* _Supplied records_
┄┄┄┄┄┄
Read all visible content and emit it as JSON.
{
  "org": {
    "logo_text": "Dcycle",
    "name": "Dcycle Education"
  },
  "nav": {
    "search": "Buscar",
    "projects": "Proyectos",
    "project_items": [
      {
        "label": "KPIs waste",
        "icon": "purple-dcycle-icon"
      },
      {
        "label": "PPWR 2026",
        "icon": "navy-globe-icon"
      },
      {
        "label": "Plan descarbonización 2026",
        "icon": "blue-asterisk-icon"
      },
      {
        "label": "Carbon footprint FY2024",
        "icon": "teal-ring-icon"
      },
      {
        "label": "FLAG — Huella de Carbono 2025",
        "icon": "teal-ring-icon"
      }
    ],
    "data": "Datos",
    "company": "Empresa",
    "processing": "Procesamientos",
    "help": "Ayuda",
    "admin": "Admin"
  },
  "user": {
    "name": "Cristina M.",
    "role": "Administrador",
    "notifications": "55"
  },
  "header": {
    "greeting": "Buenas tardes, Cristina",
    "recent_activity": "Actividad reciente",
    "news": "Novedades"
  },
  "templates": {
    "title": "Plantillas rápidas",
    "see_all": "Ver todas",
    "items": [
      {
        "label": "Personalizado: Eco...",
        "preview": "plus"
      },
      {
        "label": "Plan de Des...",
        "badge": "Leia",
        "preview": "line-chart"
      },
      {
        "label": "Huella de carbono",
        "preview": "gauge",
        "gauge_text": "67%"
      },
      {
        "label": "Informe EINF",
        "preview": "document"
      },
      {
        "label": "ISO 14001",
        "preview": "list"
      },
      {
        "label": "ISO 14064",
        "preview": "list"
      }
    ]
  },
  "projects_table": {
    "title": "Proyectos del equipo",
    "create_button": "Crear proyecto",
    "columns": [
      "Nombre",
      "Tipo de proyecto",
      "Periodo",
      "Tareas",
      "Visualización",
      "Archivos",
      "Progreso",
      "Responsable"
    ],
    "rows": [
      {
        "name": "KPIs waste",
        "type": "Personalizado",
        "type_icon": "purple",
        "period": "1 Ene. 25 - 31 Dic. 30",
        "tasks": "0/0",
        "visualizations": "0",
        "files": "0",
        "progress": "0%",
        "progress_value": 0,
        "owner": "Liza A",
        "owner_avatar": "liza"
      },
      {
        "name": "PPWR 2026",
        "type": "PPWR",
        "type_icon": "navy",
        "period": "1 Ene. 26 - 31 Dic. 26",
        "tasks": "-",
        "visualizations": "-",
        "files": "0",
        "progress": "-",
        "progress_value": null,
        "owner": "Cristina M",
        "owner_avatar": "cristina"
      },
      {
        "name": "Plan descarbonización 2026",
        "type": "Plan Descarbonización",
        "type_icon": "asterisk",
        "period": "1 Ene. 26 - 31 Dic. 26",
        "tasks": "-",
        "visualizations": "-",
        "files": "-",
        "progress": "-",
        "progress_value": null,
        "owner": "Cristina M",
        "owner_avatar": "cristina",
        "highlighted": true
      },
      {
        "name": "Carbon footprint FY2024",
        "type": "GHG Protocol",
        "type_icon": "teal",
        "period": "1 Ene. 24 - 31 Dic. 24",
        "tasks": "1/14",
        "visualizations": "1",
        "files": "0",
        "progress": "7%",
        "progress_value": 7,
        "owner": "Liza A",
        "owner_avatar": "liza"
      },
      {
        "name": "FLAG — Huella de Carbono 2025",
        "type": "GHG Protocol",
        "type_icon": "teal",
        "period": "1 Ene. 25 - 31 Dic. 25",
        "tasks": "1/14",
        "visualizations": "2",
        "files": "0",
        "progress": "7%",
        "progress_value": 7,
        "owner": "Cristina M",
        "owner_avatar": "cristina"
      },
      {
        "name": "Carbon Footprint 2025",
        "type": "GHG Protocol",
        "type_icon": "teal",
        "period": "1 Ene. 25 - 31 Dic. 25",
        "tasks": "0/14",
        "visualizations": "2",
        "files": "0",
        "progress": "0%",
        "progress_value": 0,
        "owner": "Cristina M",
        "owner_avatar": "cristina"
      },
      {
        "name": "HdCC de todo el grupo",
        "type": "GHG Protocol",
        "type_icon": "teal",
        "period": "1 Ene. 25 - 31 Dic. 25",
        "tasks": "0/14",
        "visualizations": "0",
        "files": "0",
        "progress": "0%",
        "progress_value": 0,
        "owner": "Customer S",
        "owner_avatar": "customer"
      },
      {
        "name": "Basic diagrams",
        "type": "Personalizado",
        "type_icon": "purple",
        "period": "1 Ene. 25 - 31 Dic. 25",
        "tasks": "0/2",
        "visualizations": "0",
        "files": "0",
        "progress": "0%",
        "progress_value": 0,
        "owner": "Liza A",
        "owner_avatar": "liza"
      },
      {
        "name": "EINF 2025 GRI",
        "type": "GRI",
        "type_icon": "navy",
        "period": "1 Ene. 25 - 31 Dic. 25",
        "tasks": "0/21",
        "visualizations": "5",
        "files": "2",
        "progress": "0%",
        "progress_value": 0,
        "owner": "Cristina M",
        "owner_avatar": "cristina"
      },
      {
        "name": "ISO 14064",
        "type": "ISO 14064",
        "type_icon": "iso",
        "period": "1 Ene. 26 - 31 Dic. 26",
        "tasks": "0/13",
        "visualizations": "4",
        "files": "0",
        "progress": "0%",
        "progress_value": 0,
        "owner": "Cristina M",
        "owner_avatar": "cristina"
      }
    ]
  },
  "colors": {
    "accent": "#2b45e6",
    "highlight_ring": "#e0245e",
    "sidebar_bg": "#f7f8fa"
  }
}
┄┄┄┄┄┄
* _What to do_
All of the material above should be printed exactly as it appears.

* _Result_
Read all visible content and emit it as JSON.
{
  "org": {
    "logo_text": "Dcycle",
    "name": "Dcycle Education"
  },
  "nav": {
    "search": "Buscar",
    "projects": "Proyectos",
    "project_items": [
      {
        "label": "KPIs waste",
        "icon": "purple-dcycle-icon"
      },
      {
        "label": "PPWR 2026",
        "icon": "navy-globe-icon"
      },
      {
        "label": "Plan descarbonización 2026",
        "icon": "blue-asterisk-icon"
      },
      {
        "label": "Carbon footprint FY2024",
        "icon": "teal-ring-icon"
      },
      {
        "label": "FLAG — Huella de Carbono 2025",
        "icon": "teal-ring-icon"
      }
    ],
    "data": "Datos",
    "company": "Empresa",
    "processing": "Procesamientos",
    "help": "Ayuda",
    "admin": "Admin"
  },
  "user": {
    "name": "Cristina M.",
    "role": "Administrador",
    "notifications": "55"
  },
  "header": {
    "greeting": "Buenas tardes, Cristina",
    "recent_activity": "Actividad reciente",
    "news": "Novedades"
  },
  "templates": {
    "title": "Plantillas rápidas",
    "see_all": "Ver todas",
    "items": [
      {
        "label": "Personalizado: Eco...",
        "preview": "plus"
      },
      {
        "label": "Plan de Des...",
        "badge": "Leia",
        "preview": "line-chart"
      },
      {
        "label": "Huella de carbono",
        "preview": "gauge",
        "gauge_text": "67%"
      },
      {
        "label": "Informe EINF",
        "preview": "document"
      },
      {
        "label": "ISO 14001",
        "preview": "list"
      },
      {
        "label": "ISO 14064",
        "preview": "list"
      }
    ]
  },
  "projects_table": {
    "title": "Proyectos del equipo",
    "create_button": "Crear proyecto",
    "columns": [
      "Nombre",
      "Tipo de proyecto",
      "Periodo",
      "Tareas",
      "Visualización",
      "Archivos",
      "Progreso",
      "Responsable"
    ],
    "rows": [
      {
        "name": "KPIs waste",
        "type": "Personalizado",
        "type_icon": "purple",
        "period": "1 Ene. 25 - 31 Dic. 30",
        "tasks": "0/0",
        "visualizations": "0",
        "files": "0",
        "progress": "0%",
        "progress_value": 0,
        "owner": "Liza A",
        "owner_avatar": "liza"
      },
      {
        "name": "PPWR 2026",
        "type": "PPWR",
        "type_icon": "navy",
        "period": "1 Ene. 26 - 31 Dic. 26",
        "tasks": "-",
        "visualizations": "-",
        "files": "0",
        "progress": "-",
        "progress_value": null,
        "owner": "Cristina M",
        "owner_avatar": "cristina"
      },
      {
        "name": "Plan descarbonización 2026",
        "type": "Plan Descarbonización",
        "type_icon": "asterisk",
        "period": "1 Ene. 26 - 31 Dic. 26",
        "tasks": "-",
        "visualizations": "-",
        "files": "-",
        "progress": "-",
        "progress_value": null,
        "owner": "Cristina M",
        "owner_avatar": "cristina",
        "highlighted": true
      },
      {
        "name": "Carbon footprint FY2024",
        "type": "GHG Protocol",
        "type_icon": "teal",
        "period": "1 Ene. 24 - 31 Dic. 24",
        "tasks": "1/14",
        "visualizations": "1",
        "files": "0",
        "progress": "7%",
        "progress_value": 7,
        "owner": "Liza A",
        "owner_avatar": "liza"
      },
      {
        "name": "FLAG — Huella de Carbono 2025",
        "type": "GHG Protocol",
        "type_icon": "teal",
        "period": "1 Ene. 25 - 31 Dic. 25",
        "tasks": "1/14",
        "visualizations": "2",
        "files": "0",
        "progress": "7%",
        "progress_value": 7,
        "owner": "Cristina M",
        "owner_avatar": "cristina"
      },
      {
        "name": "Carbon Footprint 2025",
        "type": "GHG Protocol",
        "type_icon": "teal",
        "period": "1 Ene. 25 - 31 Dic. 25",
        "tasks": "0/14",
        "visualizations": "2",
        "files": "0",
        "progress": "0%",
        "progress_value": 0,
        "owner": "Cristina M",
        "owner_avatar": "cristina"
      },
      {
        "name": "HdCC de todo el grupo",
        "type": "GHG Protocol",
        "type_icon": "teal",
        "period": "1 Ene. 25 - 31 Dic. 25",
        "tasks": "0/14",
        "visualizations": "0",
        "files": "0",
        "progress": "0%",
        "progress_value": 0,
        "owner": "Customer S",
        "owner_avatar": "customer"
      },
      {
        "name": "Basic diagrams",
        "type": "Personalizado",
        "type_icon": "purple",
        "period": "1 Ene. 25 - 31 Dic. 25",
        "tasks": "0/2",
        "visualizations": "0",
        "files": "0",
        "progress": "0%",
        "progress_value": 0,
        "owner": "Liza A",
        "owner_avatar": "liza"
      },
      {
        "name": "EINF 2025 GRI",
        "type": "GRI",
        "type_icon": "navy",
        "period": "1 Ene. 25 - 31 Dic. 25",
        "tasks": "0/21",
        "visualizations": "5",
        "files": "2",
        "progress": "0%",
        "progress_value": 0,
        "owner": "Cristina M",
        "owner_avatar": "cristina"
      },
      {
        "name": "ISO 14064",
        "type": "ISO 14064",
        "type_icon": "iso",
        "period": "1 Ene. 26 - 31 Dic. 26",
        "tasks": "0/13",
        "visualizations": "4",
        "files": "0",
        "progress": "0%",
        "progress_value": 0,
        "owner": "Cristina M",
        "owner_avatar": "cristina"
      }
    ]
  },
  "colors": {
    "accent": "#2b45e6",
    "highlight_ring": "#e0245e",
    "sidebar_bg": "#f7f8fa"
  }
}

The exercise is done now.